Taylor was the least political president in our nation's history. His personal political beliefs basically amounted to "I do not know, nor do I really care." Taylor had not held public office of any kind before becoming president. He was essentially just a 'War Hero' figurehead for the Whig Party that payed off during the 1848 election. He had no idea that he had been elected for several days. Walking to the local post office to find out if he had won was something he procrastinated over for a few days. I guess there were more important things going on in his life that were more of a priority than holding the highest office in the country.

Pictured: An arguably fun guy who may or may not have had a sense of humor.

Being a wealthy Southerner, Old Rough and Ready owned over one hundred slaves. However, this did not prevent him from opposing slavery expansion into new states. How did this happen? A slim majority of the Whig Party opposed slavery, and Taylor just went along with what they requested of him.

Zachary Taylor's personal cavalry horse was named Old Whitey. (Racism!) When Taylor became president, the horse lived and grazed on the White House lawn, becoming a popular tourist attraction. You know that you really need to improve your public image when your elderly horse, who routinely defecates in front of one of the most prestigious buildings in the world, is way more popular than you are.

Zachary's wife, Margaret Taylor, was something of a shut-in and spent most of her time as First Lady alone in her quarters. While she fervently supported her husband's military career, she absolutely hated the fact that her husband was the president and actively objected to his political endeavors.

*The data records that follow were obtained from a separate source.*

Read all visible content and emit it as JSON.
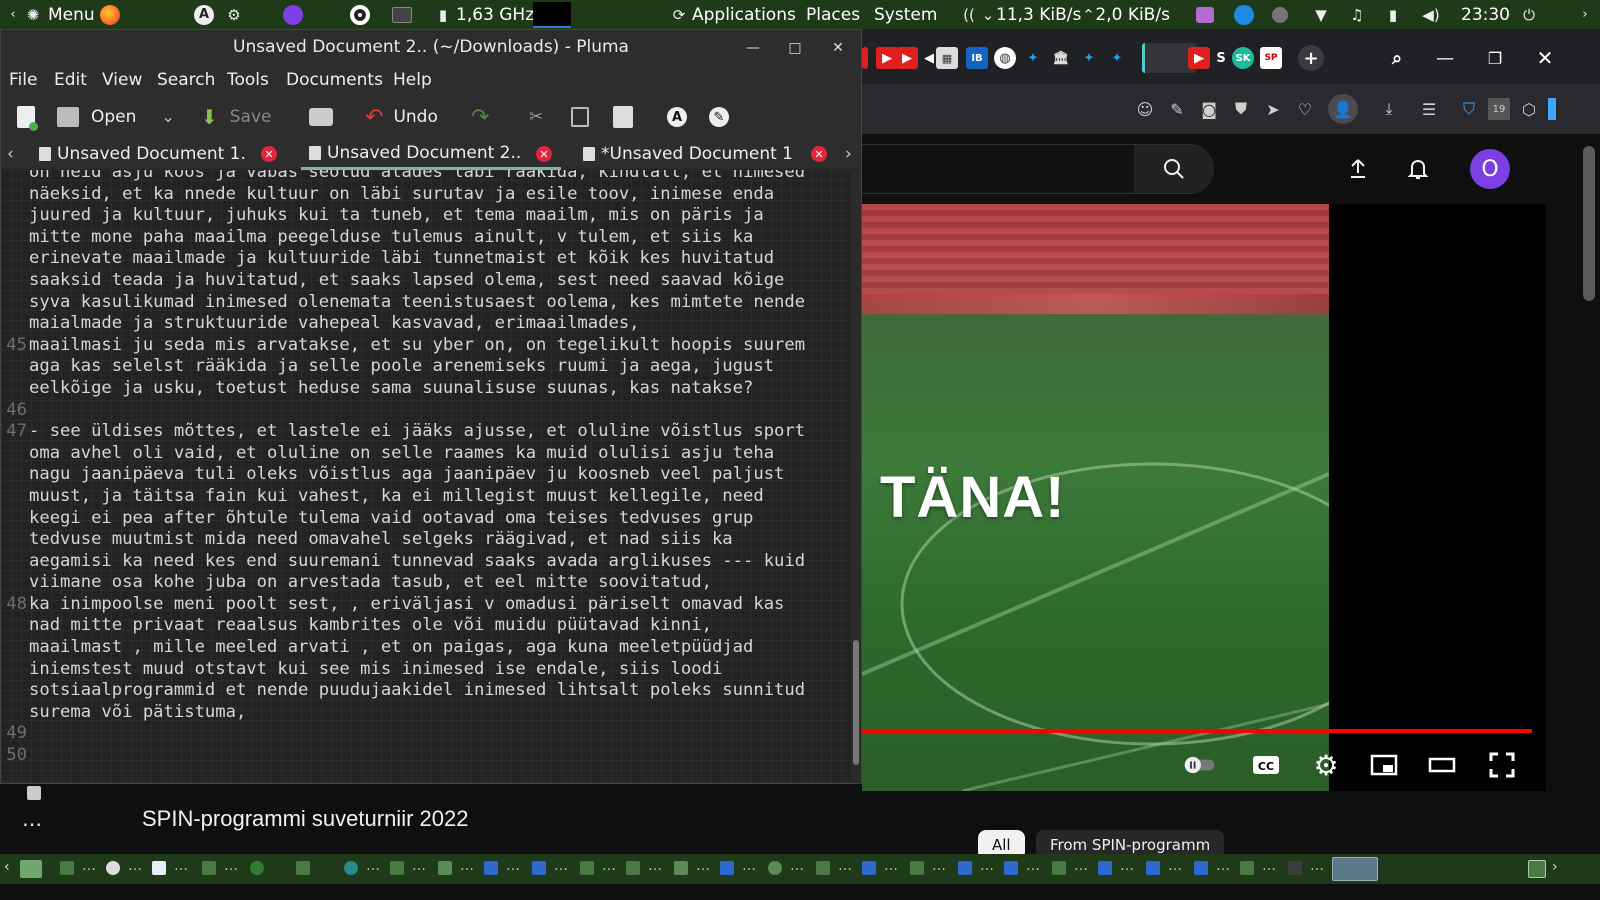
{
  "top_panel": {
    "menu_label": "Menu",
    "cpu_label": "1,63 GHz",
    "applications_label": "Applications",
    "places_label": "Places",
    "system_label": "System",
    "net_down": "11,3 KiB/s",
    "net_up": "2,0 KiB/s",
    "clock": "23:30"
  },
  "pluma": {
    "window_title": "Unsaved Document 2.. (~/Downloads) - Pluma",
    "menu": [
      "File",
      "Edit",
      "View",
      "Search",
      "Tools",
      "Documents",
      "Help"
    ],
    "toolbar": {
      "open_label": "Open",
      "save_label": "Save",
      "undo_label": "Undo"
    },
    "tabs": [
      "Unsaved Document 1.",
      "Unsaved Document 2..",
      "*Unsaved Document 1"
    ],
    "lines": [
      {
        "num": "",
        "text": "on neid asju koos ja vabas seotud alades läbi rääkida, kindlalt, et nimesed"
      },
      {
        "num": "",
        "text": "näeksid, et ka nnede kultuur on läbi surutav ja esile toov, inimese enda"
      },
      {
        "num": "",
        "text": "juured ja kultuur, juhuks kui ta tuneb, et tema maailm, mis on päris ja"
      },
      {
        "num": "",
        "text": "mitte mone paha maailma peegelduse tulemus ainult, v tulem, et siis ka"
      },
      {
        "num": "",
        "text": "erinevate maailmade ja kultuuride läbi tunnetmaist et kõik kes huvitatud"
      },
      {
        "num": "",
        "text": "saaksid teada ja huvitatud, et saaks lapsed olema, sest need saavad kõige"
      },
      {
        "num": "",
        "text": "syva kasulikumad inimesed olenemata teenistusaest oolema, kes mimtete nende"
      },
      {
        "num": "",
        "text": "maialmade ja struktuuride vahepeal kasvavad, erimaailmades,"
      },
      {
        "num": "45",
        "text": "maailmasi ju seda mis arvatakse, et su yber on, on tegelikult hoopis suurem"
      },
      {
        "num": "",
        "text": "aga kas selelst rääkida ja selle poole arenemiseks ruumi ja aega, jugust"
      },
      {
        "num": "",
        "text": "eelkõige ja usku, toetust heduse sama suunalisuse suunas, kas natakse?"
      },
      {
        "num": "46",
        "text": ""
      },
      {
        "num": "47",
        "text": "- see üldises mõttes, et lastele ei jääks ajusse, et oluline võistlus sport"
      },
      {
        "num": "",
        "text": "oma avhel oli vaid, et oluline on selle raames ka muid olulisi asju teha"
      },
      {
        "num": "",
        "text": "nagu jaanipäeva tuli oleks võistlus aga jaanipäev ju koosneb veel paljust"
      },
      {
        "num": "",
        "text": "muust, ja täitsa fain kui vahest, ka ei millegist muust kellegile, need"
      },
      {
        "num": "",
        "text": "keegi ei pea after õhtule tulema vaid ootavad oma teises tedvuses grup"
      },
      {
        "num": "",
        "text": "tedvuse muutmist mida need omavahel selgeks räägivad, et nad siis ka"
      },
      {
        "num": "",
        "text": "aegamisi ka need kes end suuremani tunnevad saaks avada arglikuses --- kuid"
      },
      {
        "num": "",
        "text": "viimane osa kohe juba on arvestada tasub, et eel mitte soovitatud,"
      },
      {
        "num": "48",
        "text": "ka inimpoolse meni poolt sest, , eriväljasi v omadusi päriselt omavad kas"
      },
      {
        "num": "",
        "text": "nad mitte privaat reaalsus kambrites ole või muidu püütavad kinni,"
      },
      {
        "num": "",
        "text": "maailmast , mille meeled arvati , et on paigas, aga kuna meeletpüüdjad"
      },
      {
        "num": "",
        "text": "iniemstest muud otstavt kui see mis inimesed ise endale, siis loodi"
      },
      {
        "num": "",
        "text": "sotsiaalprogrammid et nende puudujaakidel inimesed lihtsalt poleks sunnitud"
      },
      {
        "num": "",
        "text": "surema või pätistuma,"
      },
      {
        "num": "49",
        "text": ""
      },
      {
        "num": "50",
        "text": ""
      }
    ]
  },
  "youtube": {
    "overlay_text": "TÄNA!",
    "video_title": "SPIN-programmi suveturniir 2022",
    "chips": [
      "All",
      "From SPIN-programm"
    ],
    "avatar_letter": "O",
    "colors": {
      "progress": "#ff0000",
      "avatar": "#7b3fe4"
    }
  }
}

Probably the single most interesting thing about Zachary Taylor's presidency is its abrupt end. Taylor's mortal demise remains the most ridiculous presidential death of all time. While at an Independence Day soirée, he consumed a bit too many cherries and a bit too much milk. This made him ill and he developed gastroenteritis. He died halfway through his first term, making way for the second-least interesting president, Millard Fillmore.

Pictured: DEATH.

I hope that reading these facts has been an enlightening foray into the dull life of America's most mundane leader. As for myself, I believe that I have successfully divulged some of the truly useless information on esoteric subjects that I have acquired over the years, which is gratifying on a personal level. I sincerely hope that none of the information presented here is of any use to anyone.

Monday, January 11, 2010

I keep the important things to myself

It is just past midnight, officially making it January 11, 2010. I am wearing ugly flannel pants and an old sweater to sleep in because this house is colder than Len Snart. I've been tending a fire all night and I accidentally burned the base of one of my fingers. This unusually cold weather is a welcome change to the seventy degree weather that hovered around Christmas. (I am actually wearing scarves right now.) I've done nothing of worth all weekend and now I'm just awake listening to Castevet, whose debut release, Summer Fences, may be one of my favorite albums of the past year.

This is a scarf.

I do not really have anything to say, but I thought I should update this blog at least once every so often. I will say this though: I watched the Robert Zemeckis-directed Beowulf film the other day and it is the first time in my life that I have fallen asleep during a movie viewing. I wasn't particularly tired and it wasn't particularly boring, but it was so calm and slow that I'm surprised people actually went to see it in theater, but then I remembered it was advertised as a fierce action movie and not a poetic labor-of-love project. I'm not going to write a movie review on it, but I did enjoy the liberties that one of my favorite authors, Neil Gaiman, took with the screenplay in transforming the classic poem into a narrative that is more coherent and modern. Still, that didn't save the movie from being an absolute snail.

That's all I have until I decide to update this thing again or actually remember to write down my thoughts on things, as they are more important and interesting than the thoughts of anyone else in the world.